CIA Career Fair

February 13, 2011

I recently attended a career fair at the Culinary Institute of America on behalf of Delaware North Companies. Camille Jackson of our Human Resources Department attended, as well. She shares her thoughts on the event below.

I had a very pleasant experience visiting the Culinary Institute of America (CIA) in Hyde Park, N.Y. Unfortunately, there are no direct flights from Buffalo to Albany, so it made my travel much longer. My colleagues Chef Roland Henin and Chef Percy Whatley joined me at the Courtyard Marriott near the CIA.

When we arrived at the CIA, we were greeted by the friendly faces of the CIA staff which included Mary Lou DeSantis and her team. They were gracious and helpful. The facility was neat, clean and well-organized. The career fair items I shipped were waiting for us at our table, along with the television and DVR I requested. The space was a little crowded as the company tables were getting very close together which left little room to move around. It was great to see a large number of companies participating in the career fair.

Throughout the fair, the CIA provided endless beverages and flavorful food that was prepared by the students. It was a beautiful spread. The career fair had a continuous flow of students who were well-prepared and focused on their mission to secure an internship/externship. Throughout my years of participating in career fairs, students/participants typically are interested in company giveaways as opposed to talking to recruiters. With the CIA students, they were not interested in giveaways. They were much more interested in company information, internship/employment opportunities and Chef Roland. Many of the students were seeking externships, rather than internships and about 85 percent of the students that stopped at our table were baking/pastry students. Unfortunately, Delaware North does not have many baking/pastry internships or externships. We also met with quite a few alumni and soon-to-graduate candidates who were seeking regular employment. In speaking with students, I assessed that their salary expectations were not aligned with entry-level opportunities for which they qualify.  One recently graduated alumnus is seeking a salary of $60,000 minimum.
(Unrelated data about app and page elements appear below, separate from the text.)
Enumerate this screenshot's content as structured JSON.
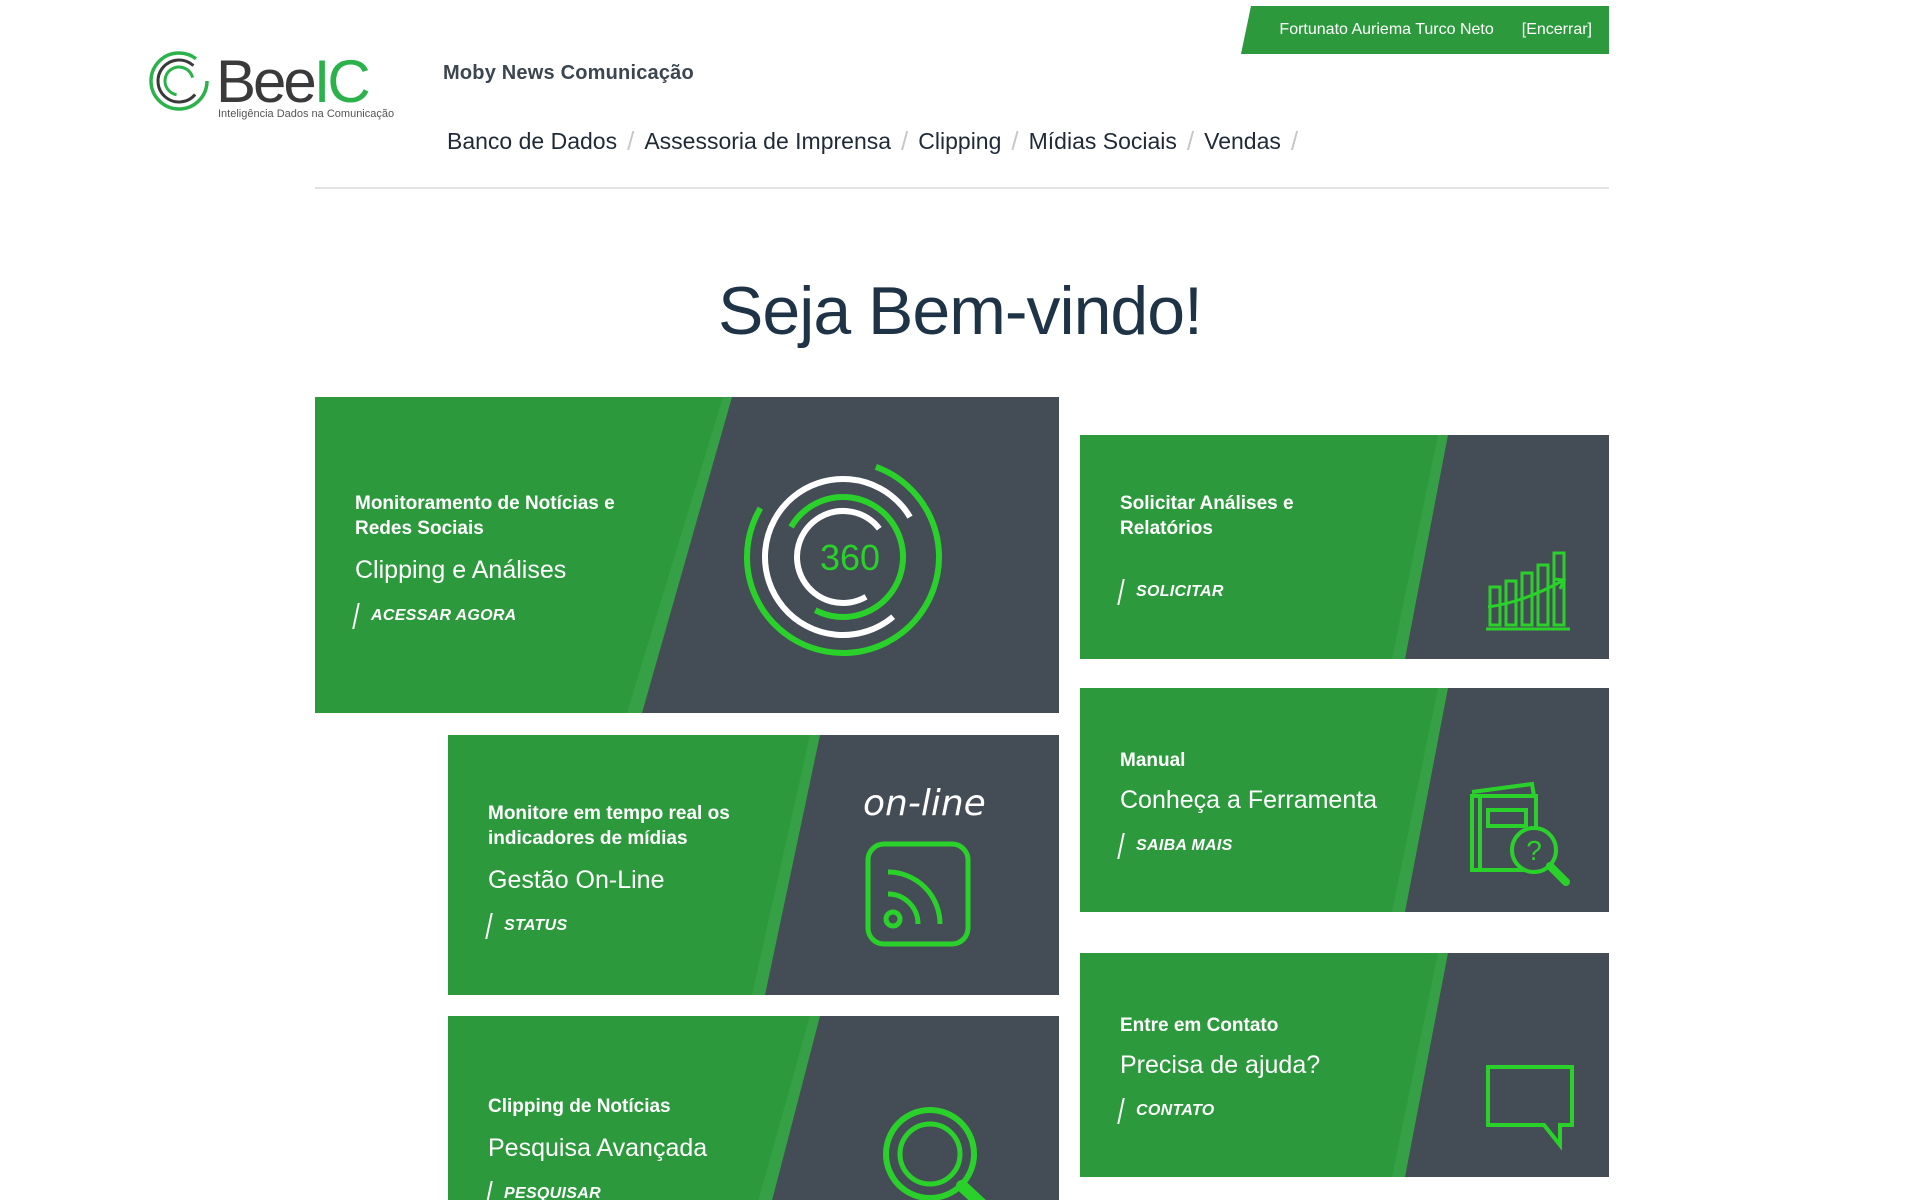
{
  "user": {
    "name": "Fortunato Auriema Turco Neto",
    "logout_label": "[Encerrar]"
  },
  "logo": {
    "brand_part1": "Bee",
    "brand_part2": "IC",
    "tagline": "Inteligência Dados na Comunicação"
  },
  "company_name": "Moby News Comunicação",
  "nav": {
    "items": [
      {
        "label": "Banco de Dados"
      },
      {
        "label": "Assessoria de Imprensa"
      },
      {
        "label": "Clipping"
      },
      {
        "label": "Mídias Sociais"
      },
      {
        "label": "Vendas"
      }
    ],
    "separator": "/"
  },
  "welcome": "Seja Bem-vindo!",
  "cards": {
    "clipping": {
      "subtitle": "Monitoramento de Notícias e Redes Sociais",
      "title": "Clipping e Análises",
      "action": "ACESSAR AGORA",
      "icon_text": "360"
    },
    "online": {
      "subtitle": "Monitore em tempo real os indicadores de mídias",
      "title": "Gestão On-Line",
      "action": "STATUS",
      "icon_text": "on-line"
    },
    "search": {
      "subtitle": "Clipping de Notícias",
      "title": "Pesquisa Avançada",
      "action": "PESQUISAR"
    },
    "reports": {
      "subtitle": "Solicitar Análises e Relatórios",
      "action": "SOLICITAR"
    },
    "manual": {
      "subtitle": "Manual",
      "title": "Conheça a Ferramenta",
      "action": "SAIBA MAIS"
    },
    "contact": {
      "subtitle": "Entre em Contato",
      "title": "Precisa de ajuda?",
      "action": "CONTATO"
    }
  },
  "colors": {
    "green": "#2c9a3c",
    "dark": "#444d55",
    "accent": "#2bd12b"
  }
}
Another student who is graduating in March 2011 is seeking $35,000, minimum – with no work experience and no management/supervisory experience. I’m not sure the CIA is setting their salary expectation or if they feel overwhelmed with their up-and-coming student loan bills.

The CIA is a beautiful campus. I toured the campus twice and had two totally different experiences. My second tour was hosted by a student named Jose. Jose was very professional, elaborated extensively on the history of the campus, curriculum, instructors, restaurants and everything about the CIA. I was very impressed. My colleagues and I had dinner at the Italian restaurant on campus. The food was magnificent, the service was stellar and the atmosphere was bravura.

I was inspired by the students’ tenacity in their education, as well as the facility in which they learn. Environment is key, and I think that adds value to a student’s learning experience. I’ve attended many college career fairs throughout my 17-year career in human resources. The CIA career fair is by far one of the best I’ve attended in terms of organization, professionalism, preparedness of students and a state-of-the-art learning facility.